____ Data for processing

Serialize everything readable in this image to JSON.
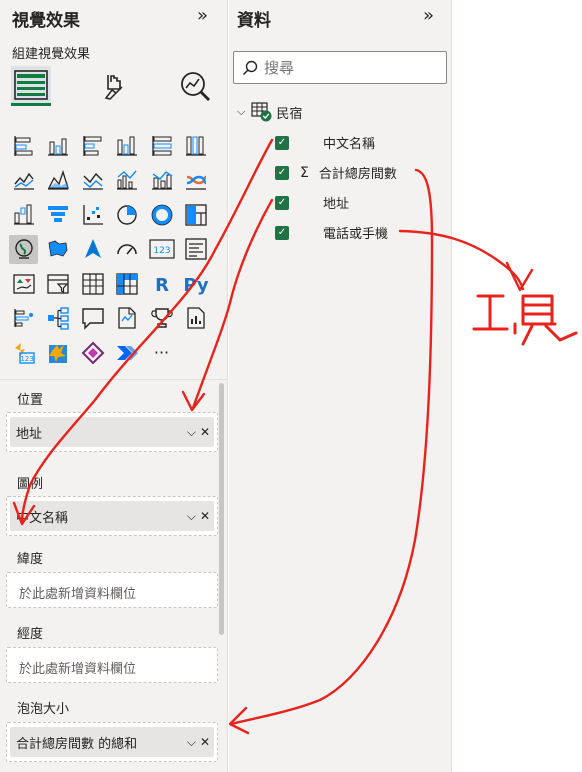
{
  "visualizations": {
    "title": "視覺效果",
    "build_label": "組建視覺效果",
    "collapse_icon": "double-chevron-right-icon",
    "tabs": [
      {
        "icon": "table-build-icon",
        "active": true
      },
      {
        "icon": "format-brush-icon",
        "active": false
      },
      {
        "icon": "analytics-magnifier-icon",
        "active": false
      }
    ],
    "visual_types": [
      "stacked-bar-icon",
      "stacked-column-icon",
      "clustered-bar-icon",
      "clustered-column-icon",
      "100-stacked-bar-icon",
      "100-stacked-column-icon",
      "line-chart-icon",
      "area-chart-icon",
      "stacked-area-icon",
      "line-clustered-column-icon",
      "line-stacked-column-icon",
      "ribbon-chart-icon",
      "waterfall-icon",
      "funnel-icon",
      "scatter-icon",
      "pie-icon",
      "donut-icon",
      "treemap-icon",
      "map-icon",
      "filled-map-icon",
      "azure-map-icon",
      "gauge-icon",
      "card-icon",
      "multi-row-card-icon",
      "kpi-icon",
      "slicer-icon",
      "table-icon",
      "matrix-icon",
      "r-visual-icon",
      "python-visual-icon",
      "key-influencers-icon",
      "decomposition-tree-icon",
      "qa-icon",
      "smart-narrative-icon",
      "trophy-metrics-icon",
      "paginated-report-icon",
      "power-apps-icon",
      "custom-visual-icon",
      "diamond-visual-icon",
      "power-automate-icon",
      "more-options-icon"
    ],
    "py_label": "Py",
    "r_label": "R",
    "card_label": "123",
    "more_label": "···",
    "wells": [
      {
        "label": "位置",
        "field": "地址",
        "placeholder": null
      },
      {
        "label": "圖例",
        "field": "中文名稱",
        "placeholder": null
      },
      {
        "label": "緯度",
        "field": null,
        "placeholder": "於此處新增資料欄位"
      },
      {
        "label": "經度",
        "field": null,
        "placeholder": "於此處新增資料欄位"
      },
      {
        "label": "泡泡大小",
        "field": "合計總房間數 的總和",
        "placeholder": null
      }
    ]
  },
  "data": {
    "title": "資料",
    "collapse_icon": "double-chevron-right-icon",
    "search_placeholder": "搜尋",
    "table_name": "民宿",
    "fields": [
      {
        "name": "中文名稱",
        "checked": true,
        "sigma": false
      },
      {
        "name": "合計總房間數",
        "checked": true,
        "sigma": true
      },
      {
        "name": "地址",
        "checked": true,
        "sigma": false
      },
      {
        "name": "電話或手機",
        "checked": true,
        "sigma": false
      }
    ],
    "sigma_symbol": "Σ",
    "pill_chevron": "⌵",
    "pill_close": "✕"
  },
  "annotation": {
    "color": "#e8231c",
    "handwritten_text": "工具"
  }
}
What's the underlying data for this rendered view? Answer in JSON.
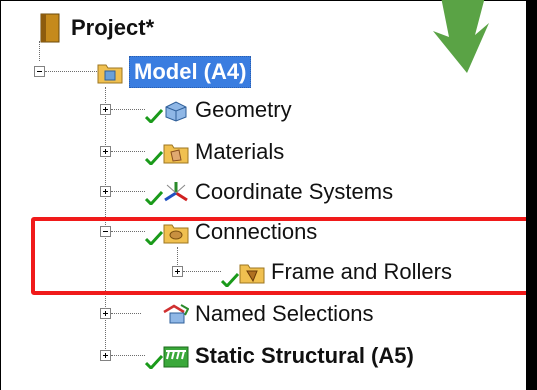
{
  "tree": {
    "root": {
      "label": "Project*",
      "icon": "project-book-icon"
    },
    "model": {
      "label": "Model (A4)",
      "icon": "model-folder-icon",
      "selected": true
    },
    "children": [
      {
        "label": "Geometry",
        "icon": "geometry-cube-icon",
        "status": "check"
      },
      {
        "label": "Materials",
        "icon": "materials-folder-icon",
        "status": "check"
      },
      {
        "label": "Coordinate Systems",
        "icon": "coordinate-axes-icon",
        "status": "check"
      },
      {
        "label": "Connections",
        "icon": "connections-folder-icon",
        "status": "check",
        "expanded": true,
        "children": [
          {
            "label": "Frame and Rollers",
            "icon": "contact-folder-icon",
            "status": "check"
          }
        ]
      },
      {
        "label": "Named Selections",
        "icon": "named-selections-icon",
        "status": "none"
      },
      {
        "label": "Static Structural (A5)",
        "icon": "static-structural-icon",
        "status": "check"
      }
    ]
  },
  "highlight": {
    "target": "Connections",
    "color": "#f01a1a"
  },
  "colors": {
    "check": "#1a9a1a",
    "selection": "#3a7de0",
    "arrow": "#5aa345"
  }
}
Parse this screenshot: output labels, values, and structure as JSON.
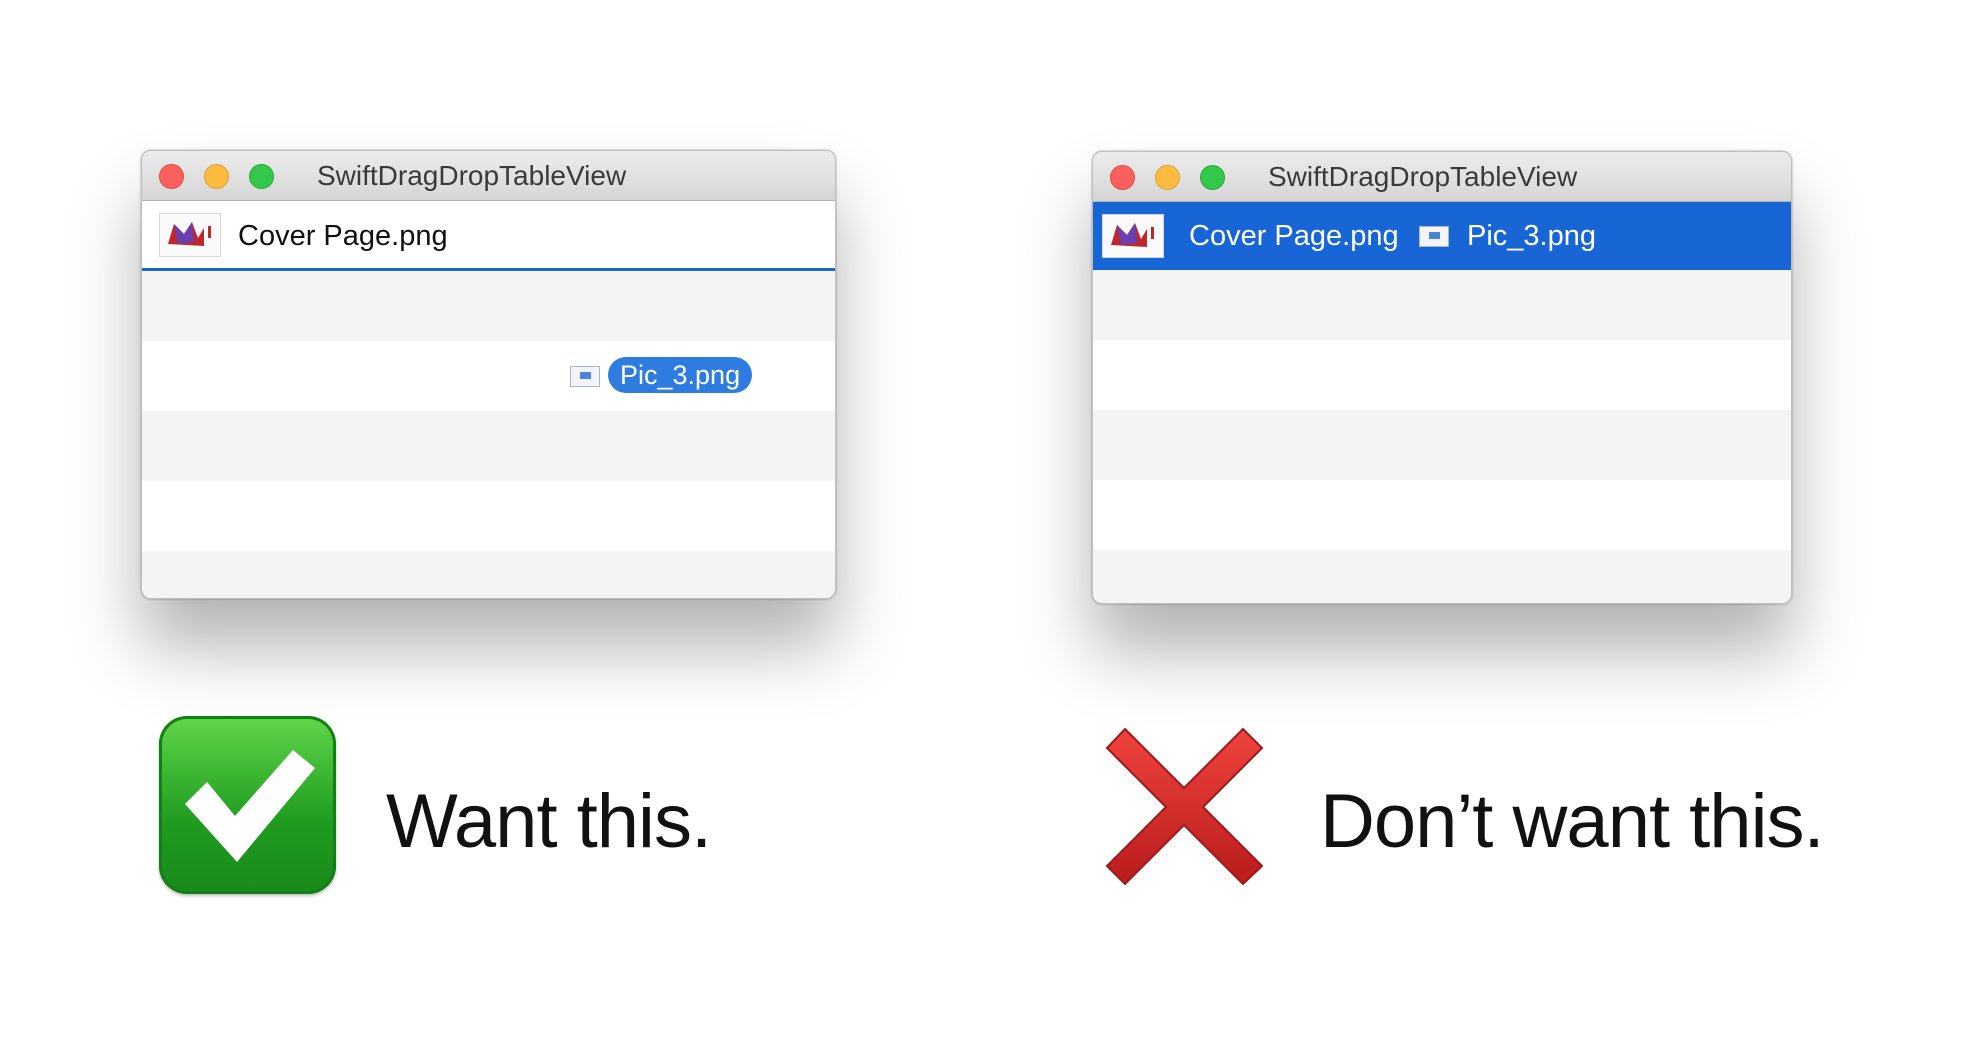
{
  "left_window": {
    "title": "SwiftDragDropTableView",
    "rows": [
      {
        "label": "Cover Page.png"
      },
      {
        "label": ""
      },
      {
        "label": ""
      },
      {
        "label": ""
      },
      {
        "label": ""
      }
    ],
    "drag_label": "Pic_3.png",
    "thumb_icon": "image-thumbnail-icon",
    "drag_icon": "image-file-icon"
  },
  "right_window": {
    "title": "SwiftDragDropTableView",
    "selected_row": {
      "label": "Cover Page.png",
      "appended_label": "Pic_3.png"
    },
    "row_count": 5
  },
  "captions": {
    "good": "Want this.",
    "bad": "Don’t want this.",
    "good_icon": "checkmark-icon",
    "bad_icon": "cross-icon"
  },
  "colors": {
    "selection": "#1866d6",
    "drop_indicator": "#1c66d0",
    "drag_pill": "#2f7ce0",
    "check_green": "#1f9b1f",
    "cross_red": "#d42020"
  }
}
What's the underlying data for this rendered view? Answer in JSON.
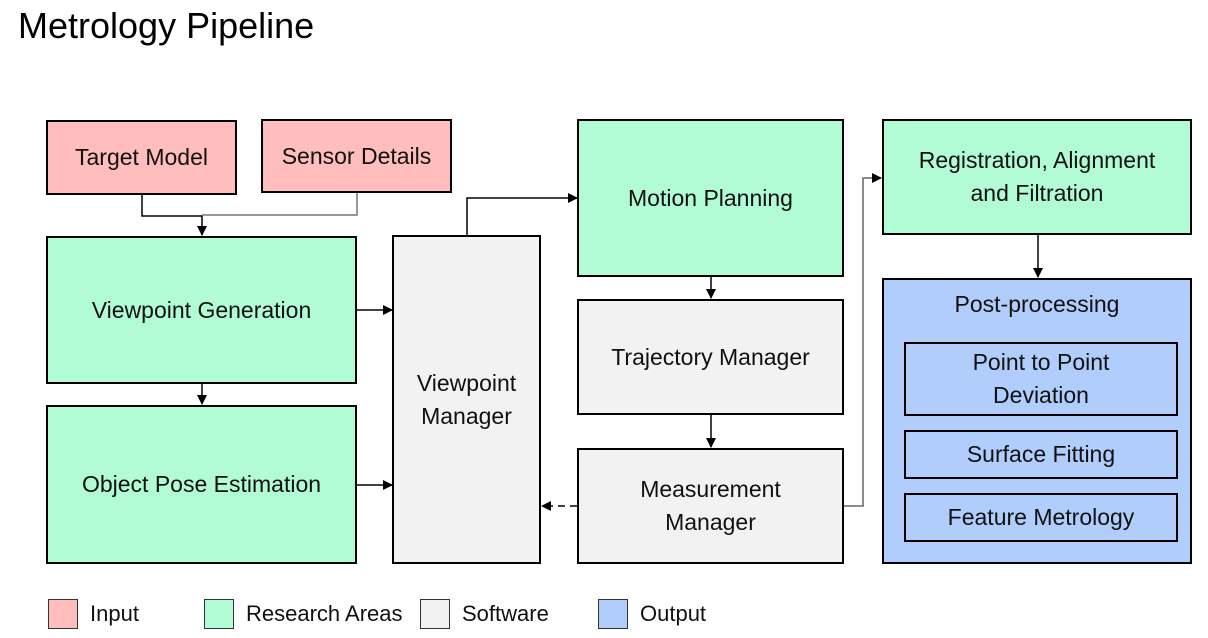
{
  "title": "Metrology Pipeline",
  "colors": {
    "input": "#ffbdbd",
    "research": "#b2fcd5",
    "software": "#f2f2f2",
    "output": "#b0cdfc"
  },
  "nodes": {
    "target_model": "Target Model",
    "sensor_details": "Sensor Details",
    "viewpoint_generation": "Viewpoint Generation",
    "object_pose_estimation": "Object Pose Estimation",
    "viewpoint_manager": [
      "Viewpoint",
      "Manager"
    ],
    "motion_planning": "Motion Planning",
    "trajectory_manager": "Trajectory Manager",
    "measurement_manager": [
      "Measurement",
      "Manager"
    ],
    "registration": [
      "Registration, Alignment",
      "and Filtration"
    ],
    "post_processing": {
      "title": "Post-processing",
      "items": [
        [
          "Point to Point",
          "Deviation"
        ],
        [
          "Surface Fitting"
        ],
        [
          "Feature Metrology"
        ]
      ]
    }
  },
  "edges": [
    {
      "from": "Target Model",
      "to": "Viewpoint Generation",
      "style": "solid"
    },
    {
      "from": "Sensor Details",
      "to": "Viewpoint Generation",
      "style": "solid"
    },
    {
      "from": "Viewpoint Generation",
      "to": "Object Pose Estimation",
      "style": "solid"
    },
    {
      "from": "Viewpoint Generation",
      "to": "Viewpoint Manager",
      "style": "solid"
    },
    {
      "from": "Object Pose Estimation",
      "to": "Viewpoint Manager",
      "style": "solid"
    },
    {
      "from": "Viewpoint Manager",
      "to": "Motion Planning",
      "style": "solid"
    },
    {
      "from": "Motion Planning",
      "to": "Trajectory Manager",
      "style": "solid"
    },
    {
      "from": "Trajectory Manager",
      "to": "Measurement Manager",
      "style": "solid"
    },
    {
      "from": "Measurement Manager",
      "to": "Viewpoint Manager",
      "style": "dashed"
    },
    {
      "from": "Measurement Manager",
      "to": "Registration, Alignment and Filtration",
      "style": "solid"
    },
    {
      "from": "Registration, Alignment and Filtration",
      "to": "Post-processing",
      "style": "solid"
    }
  ],
  "legend": [
    {
      "label": "Input",
      "color": "#ffbdbd"
    },
    {
      "label": "Research Areas",
      "color": "#b2fcd5"
    },
    {
      "label": "Software",
      "color": "#f2f2f2"
    },
    {
      "label": "Output",
      "color": "#b0cdfc"
    }
  ]
}
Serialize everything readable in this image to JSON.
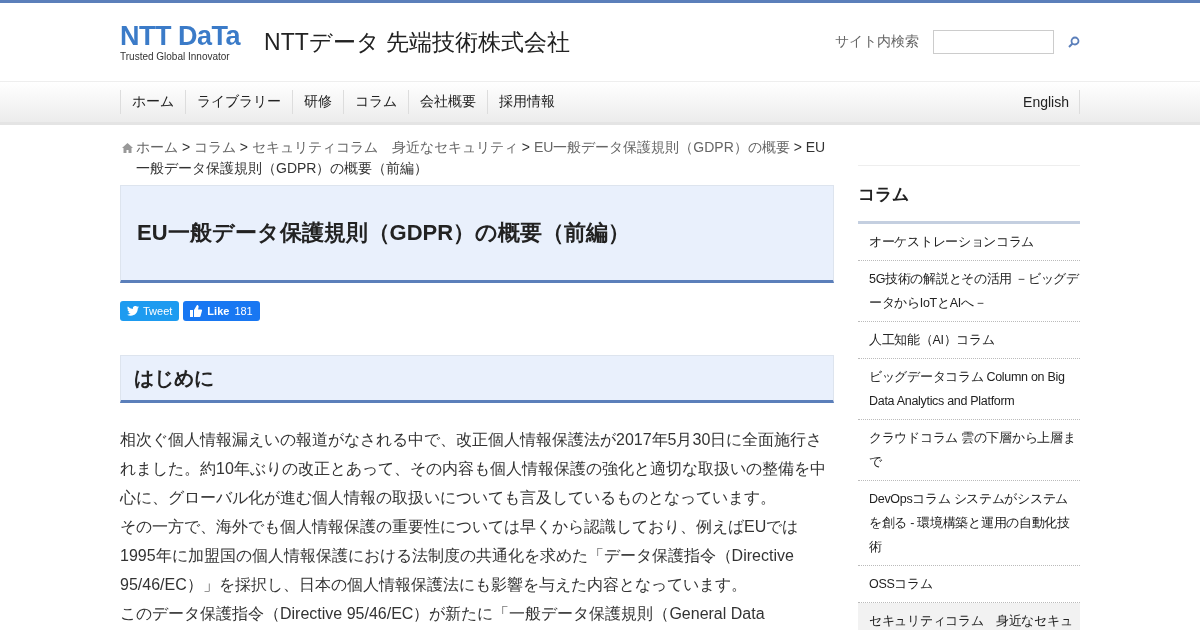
{
  "header": {
    "logo": "NTT DaTa",
    "tagline": "Trusted Global Innovator",
    "company": "NTTデータ 先端技術株式会社",
    "search_label": "サイト内検索"
  },
  "nav": {
    "items": [
      "ホーム",
      "ライブラリー",
      "研修",
      "コラム",
      "会社概要",
      "採用情報"
    ],
    "english": "English"
  },
  "breadcrumb": {
    "separator": ">",
    "links": [
      "ホーム",
      "コラム",
      "セキュリティコラム　身近なセキュリティ",
      "EU一般データ保護規則（GDPR）の概要"
    ],
    "current": "EU一般データ保護規則（GDPR）の概要（前編）"
  },
  "article": {
    "title": "EU一般データ保護規則（GDPR）の概要（前編）",
    "tweet": "Tweet",
    "like": "Like",
    "like_count": "181",
    "section_heading": "はじめに",
    "paragraphs": [
      "相次ぐ個人情報漏えいの報道がなされる中で、改正個人情報保護法が2017年5月30日に全面施行されました。約10年ぶりの改正とあって、その内容も個人情報保護の強化と適切な取扱いの整備を中心に、グローバル化が進む個人情報の取扱いについても言及しているものとなっています。",
      "その一方で、海外でも個人情報保護の重要性については早くから認識しており、例えばEUでは1995年に加盟国の個人情報保護における法制度の共通化を求めた「データ保護指令（Directive 95/46/EC）」を採択し、日本の個人情報保護法にも影響を与えた内容となっています。",
      "このデータ保護指令（Directive 95/46/EC）が新たに「一般データ保護規則（General Data"
    ]
  },
  "sidebar": {
    "title": "コラム",
    "items": [
      {
        "label": "オーケストレーションコラム",
        "selected": false
      },
      {
        "label": "5G技術の解説とその活用 －ビッグデータからIoTとAIへ－",
        "selected": false
      },
      {
        "label": "人工知能（AI）コラム",
        "selected": false
      },
      {
        "label": "ビッグデータコラム Column on Big Data Analytics and Platform",
        "selected": false
      },
      {
        "label": "クラウドコラム 雲の下層から上層まで",
        "selected": false
      },
      {
        "label": "DevOpsコラム システムがシステムを創る - 環境構築と運用の自動化技術",
        "selected": false
      },
      {
        "label": "OSSコラム",
        "selected": false
      },
      {
        "label": "セキュリティコラム　身近なセキュ",
        "selected": true
      }
    ]
  }
}
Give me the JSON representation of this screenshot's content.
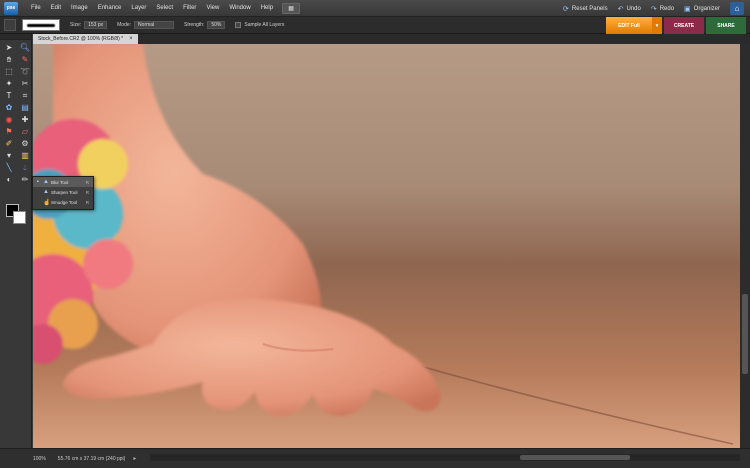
{
  "app": {
    "logo": "pse"
  },
  "menu": [
    "File",
    "Edit",
    "Image",
    "Enhance",
    "Layer",
    "Select",
    "Filter",
    "View",
    "Window",
    "Help"
  ],
  "right_actions": {
    "reset_panels": "Reset Panels",
    "undo": "Undo",
    "redo": "Redo",
    "organizer": "Organizer"
  },
  "options": {
    "size_label": "Size:",
    "size_value": "153 px",
    "mode_label": "Mode:",
    "mode_value": "Normal",
    "strength_label": "Strength:",
    "strength_value": "50%",
    "sample_all_layers": "Sample All Layers"
  },
  "modes": {
    "edit": "EDIT Full",
    "create": "CREATE",
    "share": "SHARE"
  },
  "document_tab": {
    "title": "Stock_Before.CR2 @ 100% (RGB/8) *",
    "close": "×"
  },
  "flyout": {
    "items": [
      {
        "label": "Blur Tool",
        "icon": "drop-icon",
        "key": "R",
        "active": true
      },
      {
        "label": "Sharpen Tool",
        "icon": "triangle-icon",
        "key": "R",
        "active": false
      },
      {
        "label": "Smudge Tool",
        "icon": "finger-icon",
        "key": "R",
        "active": false
      }
    ]
  },
  "status": {
    "zoom": "100%",
    "doc_info": "55.76 cm x 37.19 cm (240 ppi)"
  },
  "colors": {
    "edit_accent": "#e98a0c",
    "create": "#8b2b4a",
    "share": "#2e6a3a",
    "foreground": "#000000",
    "background": "#ffffff"
  }
}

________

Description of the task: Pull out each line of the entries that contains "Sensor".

Reply:
    "sensor_details": "Sensor Details",
      "from": "Sensor Details",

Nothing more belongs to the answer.